Your goal: The answer should match the entries below word for word, minus their pictures.

Input data:
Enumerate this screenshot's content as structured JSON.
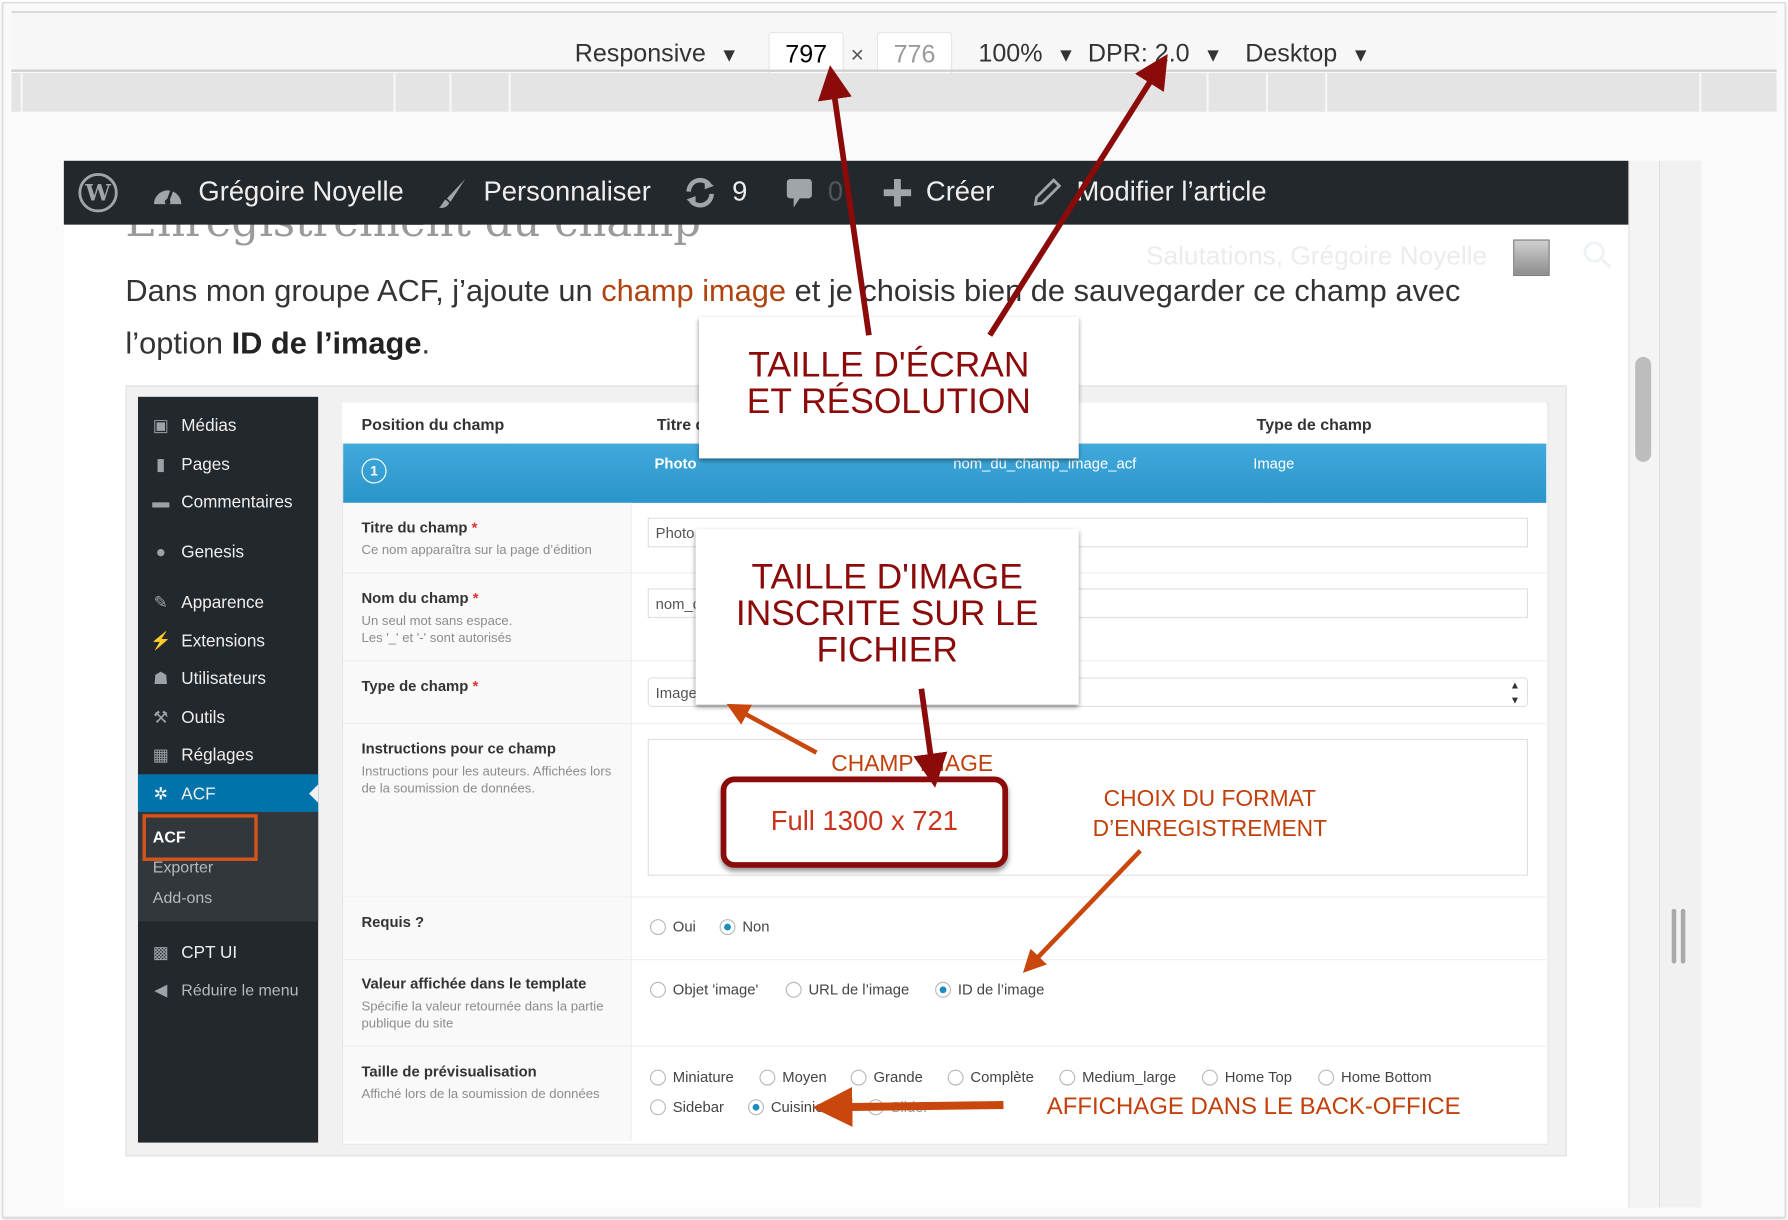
{
  "devtools": {
    "device_mode": "Responsive",
    "width_value": "797",
    "times_sign": "×",
    "height_value": "776",
    "zoom": "100%",
    "dpr": "DPR: 2.0",
    "device_type": "Desktop",
    "dropdown_glyph": "▼"
  },
  "adminbar": {
    "site_name": "Grégoire Noyelle",
    "customize": "Personnaliser",
    "updates_count": "9",
    "comments_count": "0",
    "new": "Créer",
    "edit": "Modifier l’article"
  },
  "article": {
    "heading": "Enregistrement du champ",
    "greeting": "Salutations, Grégoire Noyelle",
    "para_part1": "Dans mon groupe ACF, j’ajoute un ",
    "para_link": "champ image",
    "para_part2": " et je choisis bien de sauvegarder ce champ avec l’option ",
    "para_bold": "ID de l’image",
    "para_end": "."
  },
  "wp_menu": {
    "items": [
      {
        "label": "Médias",
        "icon": "media-icon"
      },
      {
        "label": "Pages",
        "icon": "pages-icon"
      },
      {
        "label": "Commentaires",
        "icon": "comments-icon"
      },
      {
        "label": "Genesis",
        "icon": "genesis-icon"
      },
      {
        "label": "Apparence",
        "icon": "appearance-icon"
      },
      {
        "label": "Extensions",
        "icon": "plugins-icon"
      },
      {
        "label": "Utilisateurs",
        "icon": "users-icon"
      },
      {
        "label": "Outils",
        "icon": "tools-icon"
      },
      {
        "label": "Réglages",
        "icon": "settings-icon"
      },
      {
        "label": "ACF",
        "icon": "gear-icon",
        "active": true
      }
    ],
    "submenu": [
      "ACF",
      "Exporter",
      "Add-ons"
    ],
    "cpt_ui": "CPT UI",
    "collapse": "Réduire le menu"
  },
  "acf": {
    "headers": [
      "Position du champ",
      "Titre du champ",
      "Type de champ"
    ],
    "field_row": {
      "order": "1",
      "title": "Photo",
      "name": "nom_du_champ_image_acf",
      "type": "Image"
    },
    "fields": {
      "title_label": "Titre du champ",
      "title_desc": "Ce nom apparaîtra sur la page d’édition",
      "title_value": "Photo",
      "name_label": "Nom du champ",
      "name_desc1": "Un seul mot sans espace.",
      "name_desc2": "Les '_' et '-' sont autorisés",
      "name_value": "nom_du_champ_image_acf",
      "type_label": "Type de champ",
      "type_value": "Image",
      "instructions_label": "Instructions pour ce champ",
      "instructions_desc": "Instructions pour les auteurs. Affichées lors de la soumission de données.",
      "required_label": "Requis ?",
      "required_options": [
        "Oui",
        "Non"
      ],
      "required_selected": "Non",
      "return_label": "Valeur affichée dans le template",
      "return_desc": "Spécifie la valeur retournée dans la partie publique du site",
      "return_options": [
        "Objet 'image'",
        "URL de l’image",
        "ID de l’image"
      ],
      "return_selected": "ID de l’image",
      "preview_label": "Taille de prévisualisation",
      "preview_desc": "Affiché lors de la soumission de données",
      "preview_options_row1": [
        "Miniature",
        "Moyen",
        "Grande",
        "Complète",
        "Medium_large",
        "Home Top",
        "Home Bottom"
      ],
      "preview_options_row2": [
        "Sidebar",
        "Cuisinier",
        "Slider"
      ],
      "preview_selected": "Cuisinier"
    }
  },
  "annotations": {
    "screen_size": "TAILLE D'ÉCRAN ET RÉSOLUTION",
    "image_size": "TAILLE D'IMAGE INSCRITE SUR LE FICHIER",
    "champ_image": "CHAMP IMAGE",
    "full_size": "Full 1300 x 721",
    "format_choice_1": "CHOIX DU FORMAT",
    "format_choice_2": "D’ENREGISTREMENT",
    "backoffice": "AFFICHAGE DANS LE BACK-OFFICE"
  },
  "colors": {
    "annotation_dark_red": "#8b0a0a",
    "annotation_orange": "#c2400b",
    "wp_admin_bar": "#23282d",
    "wp_active_blue": "#0073aa",
    "acf_row_blue": "#2a95c9",
    "link_color": "#b1430f"
  }
}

Task output:
Enumerate this screenshot's content as structured JSON.
{
  "devtools": {
    "device_mode": "Responsive",
    "width_value": "797",
    "times_sign": "×",
    "height_value": "776",
    "zoom": "100%",
    "dpr": "DPR: 2.0",
    "device_type": "Desktop",
    "dropdown_glyph": "▼"
  },
  "adminbar": {
    "site_name": "Grégoire Noyelle",
    "customize": "Personnaliser",
    "updates_count": "9",
    "comments_count": "0",
    "new": "Créer",
    "edit": "Modifier l’article"
  },
  "article": {
    "heading": "Enregistrement du champ",
    "greeting": "Salutations, Grégoire Noyelle",
    "para_part1": "Dans mon groupe ACF, j’ajoute un ",
    "para_link": "champ image",
    "para_part2": " et je choisis bien de sauvegarder ce champ avec l’option ",
    "para_bold": "ID de l’image",
    "para_end": "."
  },
  "wp_menu": {
    "items": [
      {
        "label": "Médias",
        "icon": "media-icon"
      },
      {
        "label": "Pages",
        "icon": "pages-icon"
      },
      {
        "label": "Commentaires",
        "icon": "comments-icon"
      },
      {
        "label": "Genesis",
        "icon": "genesis-icon"
      },
      {
        "label": "Apparence",
        "icon": "appearance-icon"
      },
      {
        "label": "Extensions",
        "icon": "plugins-icon"
      },
      {
        "label": "Utilisateurs",
        "icon": "users-icon"
      },
      {
        "label": "Outils",
        "icon": "tools-icon"
      },
      {
        "label": "Réglages",
        "icon": "settings-icon"
      },
      {
        "label": "ACF",
        "icon": "gear-icon",
        "active": true
      }
    ],
    "submenu": [
      "ACF",
      "Exporter",
      "Add-ons"
    ],
    "cpt_ui": "CPT UI",
    "collapse": "Réduire le menu"
  },
  "acf": {
    "headers": [
      "Position du champ",
      "Titre du champ",
      "Type de champ"
    ],
    "field_row": {
      "order": "1",
      "title": "Photo",
      "name": "nom_du_champ_image_acf",
      "type": "Image"
    },
    "fields": {
      "title_label": "Titre du champ",
      "title_desc": "Ce nom apparaîtra sur la page d’édition",
      "title_value": "Photo",
      "name_label": "Nom du champ",
      "name_desc1": "Un seul mot sans espace.",
      "name_desc2": "Les '_' et '-' sont autorisés",
      "name_value": "nom_du_champ_image_acf",
      "type_label": "Type de champ",
      "type_value": "Image",
      "instructions_label": "Instructions pour ce champ",
      "instructions_desc": "Instructions pour les auteurs. Affichées lors de la soumission de données.",
      "required_label": "Requis ?",
      "required_options": [
        "Oui",
        "Non"
      ],
      "required_selected": "Non",
      "return_label": "Valeur affichée dans le template",
      "return_desc": "Spécifie la valeur retournée dans la partie publique du site",
      "return_options": [
        "Objet 'image'",
        "URL de l’image",
        "ID de l’image"
      ],
      "return_selected": "ID de l’image",
      "preview_label": "Taille de prévisualisation",
      "preview_desc": "Affiché lors de la soumission de données",
      "preview_options_row1": [
        "Miniature",
        "Moyen",
        "Grande",
        "Complète",
        "Medium_large",
        "Home Top",
        "Home Bottom"
      ],
      "preview_options_row2": [
        "Sidebar",
        "Cuisinier",
        "Slider"
      ],
      "preview_selected": "Cuisinier"
    }
  },
  "annotations": {
    "screen_size": "TAILLE D'ÉCRAN ET RÉSOLUTION",
    "image_size": "TAILLE D'IMAGE INSCRITE SUR LE FICHIER",
    "champ_image": "CHAMP IMAGE",
    "full_size": "Full 1300 x 721",
    "format_choice_1": "CHOIX DU FORMAT",
    "format_choice_2": "D’ENREGISTREMENT",
    "backoffice": "AFFICHAGE DANS LE BACK-OFFICE"
  },
  "colors": {
    "annotation_dark_red": "#8b0a0a",
    "annotation_orange": "#c2400b",
    "wp_admin_bar": "#23282d",
    "wp_active_blue": "#0073aa",
    "acf_row_blue": "#2a95c9",
    "link_color": "#b1430f"
  }
}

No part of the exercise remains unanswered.